The key to understanding heart health incorporates more than just measuring and evaluating dietary fat. A new study from the Loma Linda University Adventist Health Sciences Center, involving more than 81,000 participants, shows that the type of protein people eat matters too.
By comparing people who ate large amounts of meat protein with people who ate large amounts of nut and seed protein, researchers found that meat protein is not so good for the heart, and nut and seed protein is beneficial. Specifically they found that meat-eaters had a 60 percent increase in heart disease and nut/seed eaters experienced a 40 percent reduction in heart disease. Not only is nut and seed protein not harmful, it’s helpful.
Researchers from the present study stress that people have to consider more than just “bad fats” in meats and other products and “good fats” in nuts and seeds. The types of proteins in each food source also makes a significant impact on heart health.
Protein is an important dietary source because the body doesn’t store it, and people need it every day. The main difference between animal and plant proteins are the types of amino acids that act as the building blocks for proteins. For example, plant sources of protein often contain low levels of amino acids like methionine, tryptophan, lysine, and isoleucine.
In their study, researchers employed a unique approach. They compared heart health outcomes between consumption of meat protein versus nut/seed protein instead of just meat protein versus plant protein.
"This research is suggesting there is more heterogeneity than just the binary categorization of plant protein or animal protein," explained co-principal investigator Gary Fraser, MB ChB, PhD.
Questions for future investigations include: Which amino acids in meat proteins are responsible for the sharp increase in risk of heart disease? Do proteins from particular sources affect heart disease risk by impacting cardiac risk factors like blood lipids, blood pressure, and being overweight?
"While dietary fats are part of the story in affecting risk of cardiovascular disease, proteins may also have important and largely overlooked independent effects on risk," Fraser explained.

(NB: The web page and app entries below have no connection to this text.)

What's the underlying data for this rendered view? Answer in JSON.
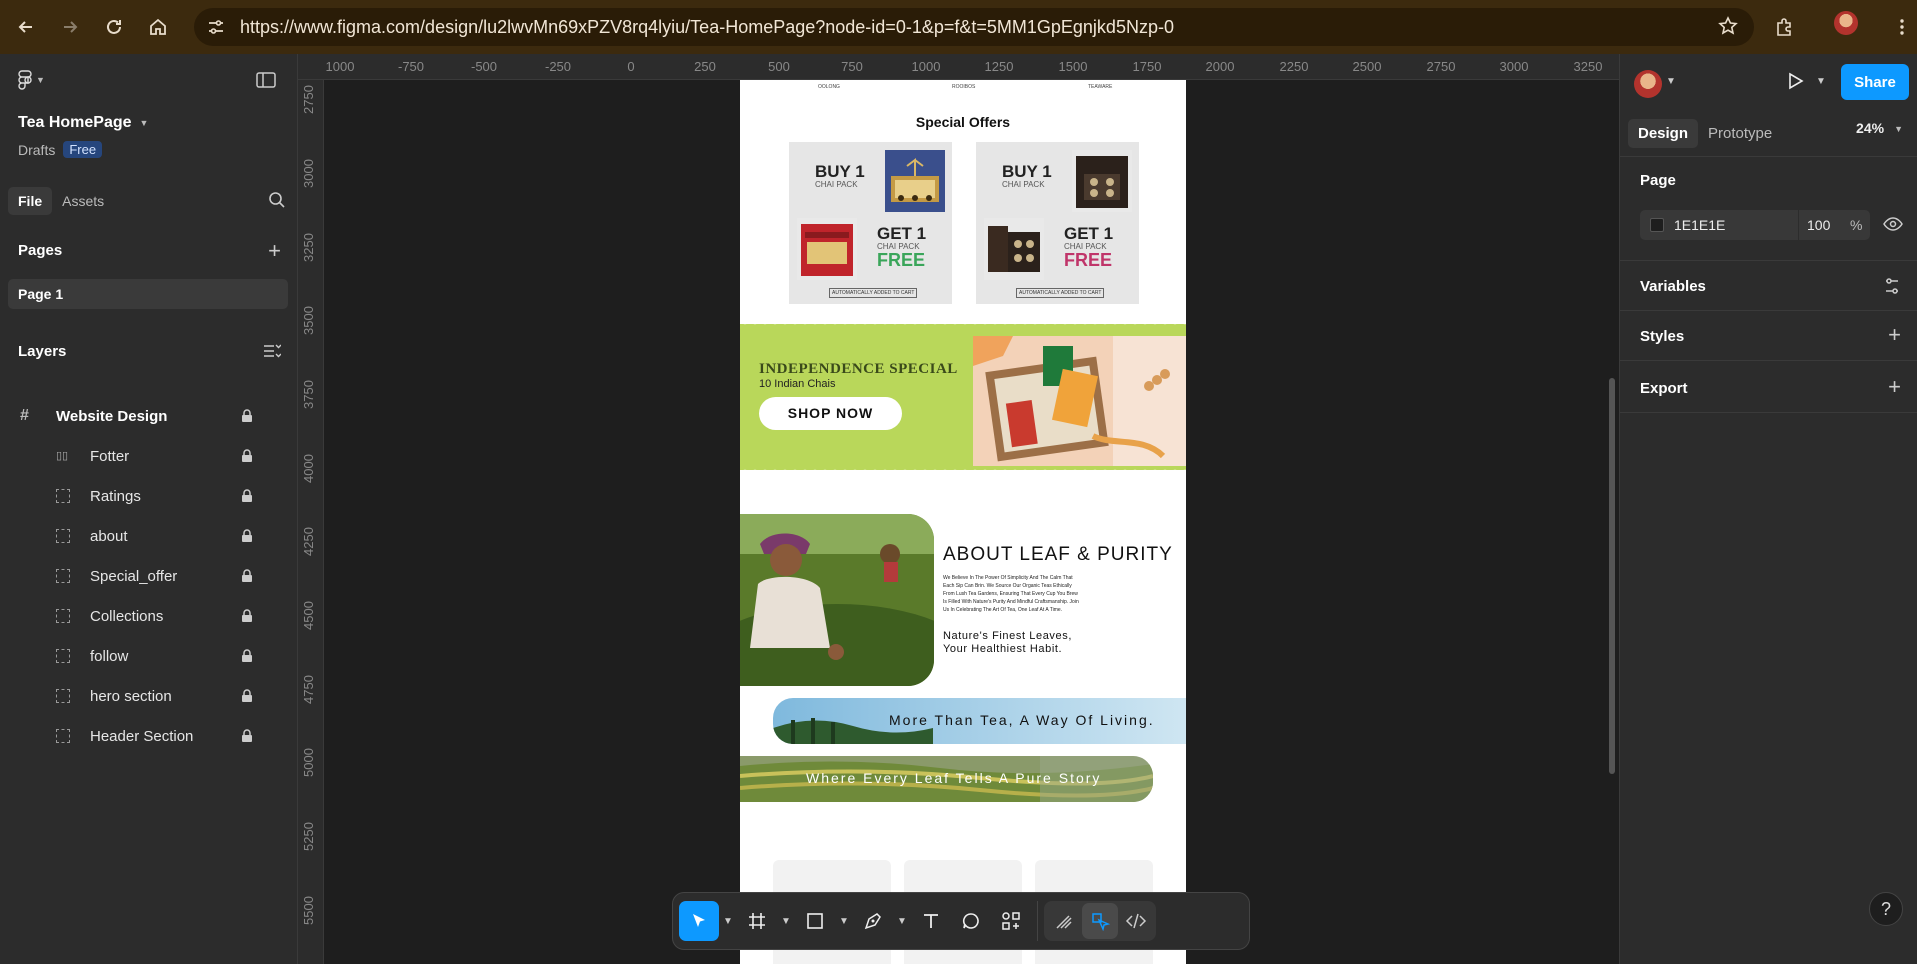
{
  "browser": {
    "url": "https://www.figma.com/design/lu2lwvMn69xPZV8rq4lyiu/Tea-HomePage?node-id=0-1&p=f&t=5MM1GpEgnjkd5Nzp-0",
    "icons": [
      "back-arrow-icon",
      "forward-arrow-icon",
      "reload-icon",
      "home-icon",
      "site-settings-icon",
      "star-icon",
      "extensions-icon",
      "profile-avatar",
      "kebab-menu-icon"
    ]
  },
  "file": {
    "title": "Tea HomePage",
    "location": "Drafts",
    "plan_badge": "Free"
  },
  "left_tabs": [
    "File",
    "Assets"
  ],
  "pages": {
    "header": "Pages",
    "items": [
      "Page 1"
    ]
  },
  "layers": {
    "header": "Layers",
    "frame": "Website Design",
    "items": [
      "Fotter",
      "Ratings",
      "about",
      "Special_offer",
      "Collections",
      "follow",
      "hero section",
      "Header Section"
    ]
  },
  "ruler": {
    "top": [
      "1000",
      "-750",
      "-500",
      "-250",
      "0",
      "250",
      "500",
      "750",
      "1000",
      "1250",
      "1500",
      "1750",
      "2000",
      "2250",
      "2500",
      "2750",
      "3000",
      "3250"
    ],
    "left": [
      "2750",
      "3000",
      "3250",
      "3500",
      "3750",
      "4000",
      "4250",
      "4500",
      "4750",
      "5000",
      "5250",
      "5500"
    ]
  },
  "design": {
    "nav_labels": [
      "OOLONG",
      "ROOIBOS",
      "TEAWARE"
    ],
    "special_offers_title": "Special Offers",
    "offers": [
      {
        "buy": "BUY 1",
        "buy_sub": "CHAI PACK",
        "get": "GET 1",
        "get_sub": "CHAI PACK",
        "free": "FREE",
        "free_color": "#3aa55a",
        "note": "AUTOMATICALLY ADDED TO CART"
      },
      {
        "buy": "BUY 1",
        "buy_sub": "CHAI PACK",
        "get": "GET 1",
        "get_sub": "CHAI PACK",
        "free": "FREE",
        "free_color": "#c0356a",
        "note": "AUTOMATICALLY ADDED TO CART"
      }
    ],
    "banner": {
      "title": "INDEPENDENCE SPECIAL",
      "subtitle": "10 Indian Chais",
      "cta": "SHOP NOW",
      "bg_color": "#b9d75a"
    },
    "about": {
      "title": "ABOUT LEAF & PURITY",
      "body": "We Believe In The Power Of Simplicity And The Calm That Each Sip Can Brin. We Source Our Organic Teas Ethically From Lush Tea Gardens, Ensuring That Every Cup You Brew Is Filled With Nature's Purity And Mindful Craftsmanship. Join Us In Celebrating The Art Of Tea, One Leaf At A Time.",
      "tagline_1": "Nature's Finest Leaves,",
      "tagline_2": "Your Healthiest Habit."
    },
    "strip_1": "More Than Tea, A Way Of Living.",
    "strip_2": "Where Every Leaf Tells A Pure Story"
  },
  "toolbar": {
    "tools": [
      "move-tool",
      "frame-tool",
      "shape-tool",
      "pen-tool",
      "text-tool",
      "comment-tool",
      "actions-tool"
    ],
    "modes": [
      "draw-mode",
      "design-mode",
      "dev-mode"
    ]
  },
  "right_panel": {
    "share_label": "Share",
    "tabs": [
      "Design",
      "Prototype"
    ],
    "zoom": "24%",
    "page_section": "Page",
    "page_color_hex": "1E1E1E",
    "page_opacity": "100",
    "percent_sign": "%",
    "variables": "Variables",
    "styles": "Styles",
    "export": "Export",
    "help": "?"
  },
  "colors": {
    "accent": "#0d99ff",
    "panel_bg": "#2c2c2c",
    "canvas_bg": "#1e1e1e",
    "browser_bar": "#3c2a0e"
  }
}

In the United States, more than 600,000 people die every year of heart disease, making it the leading cause of death for both men and women.
The present study was published in the International Journal of Epidemiology.